ProWritingAid is one of the best grammar checkers out there - but it's far more than that! The Editing Tool also looks at elements of structure and style that have an impact on how strong and readable your writing is.

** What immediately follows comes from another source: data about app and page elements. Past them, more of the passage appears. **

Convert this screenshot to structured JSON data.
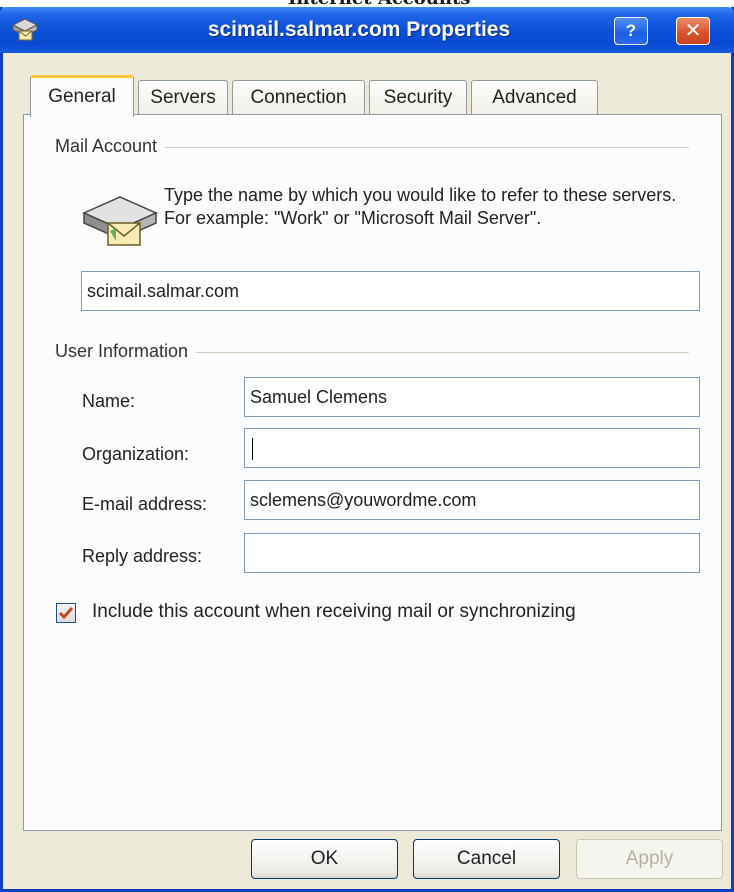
{
  "background_window_title": "Internet Accounts",
  "title_bar": {
    "title": "scimail.salmar.com Properties",
    "help_label": "?",
    "close_label": "✕"
  },
  "tabs": [
    {
      "label": "General",
      "active": true
    },
    {
      "label": "Servers",
      "active": false
    },
    {
      "label": "Connection",
      "active": false
    },
    {
      "label": "Security",
      "active": false
    },
    {
      "label": "Advanced",
      "active": false
    }
  ],
  "mail_account": {
    "group_label": "Mail Account",
    "description": "Type the name by which you would like to refer to these servers.  For example: \"Work\" or \"Microsoft Mail Server\".",
    "account_name_value": "scimail.salmar.com"
  },
  "user_information": {
    "group_label": "User Information",
    "name_label": "Name:",
    "name_value": "Samuel Clemens",
    "organization_label": "Organization:",
    "organization_value": "",
    "email_label": "E-mail address:",
    "email_value": "sclemens@youwordme.com",
    "reply_label": "Reply address:",
    "reply_value": ""
  },
  "include_account": {
    "label": "Include this account when receiving mail or synchronizing",
    "checked": true
  },
  "buttons": {
    "ok": "OK",
    "cancel": "Cancel",
    "apply": "Apply"
  },
  "colors": {
    "title_bar": "#0a4ad2",
    "dialog_face": "#ece9d8",
    "tab_highlight": "#ffc83c",
    "check_mark": "#c8421a"
  }
}
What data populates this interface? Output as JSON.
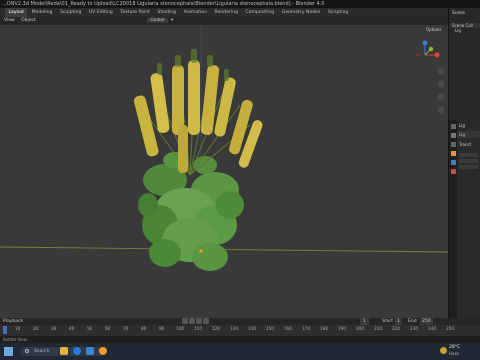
{
  "window": {
    "title": "...ONV2.3d Model\\Reda\\01_Ready to Upload\\LC20018 Ligularia stenocephala\\Blender\\Ligularia stenocephala.blend] - Blender 4.0"
  },
  "workspaces": [
    "Layout",
    "Modeling",
    "Sculpting",
    "UV Editing",
    "Texture Paint",
    "Shading",
    "Animation",
    "Rendering",
    "Compositing",
    "Geometry Nodes",
    "Scripting"
  ],
  "active_workspace": "Layout",
  "viewport_header": {
    "mode_items": [
      "View",
      "Object"
    ],
    "orientation": "Global"
  },
  "outliner": {
    "label": "Scene",
    "options": "Options",
    "rows": [
      "Scene Coll",
      "Lig"
    ]
  },
  "properties": {
    "rows": [
      "Lig",
      "Lig",
      "Transf"
    ]
  },
  "timeline": {
    "header": "Playback",
    "frame_current": "1",
    "start_label": "Start",
    "start": "1",
    "end_label": "End",
    "end": "250",
    "ticks": [
      "10",
      "20",
      "30",
      "40",
      "50",
      "60",
      "70",
      "80",
      "90",
      "100",
      "110",
      "120",
      "130",
      "140",
      "150",
      "160",
      "170",
      "180",
      "190",
      "200",
      "210",
      "220",
      "230",
      "240",
      "250"
    ]
  },
  "status": {
    "left": "Rotate View"
  },
  "taskbar": {
    "search": "Search",
    "temp": "28°C",
    "weather": "Haze"
  },
  "colors": {
    "viewport": "#393939",
    "accent": "#4772b3"
  }
}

More, it helps you learn as you edit, making you a better writer every time you use the program.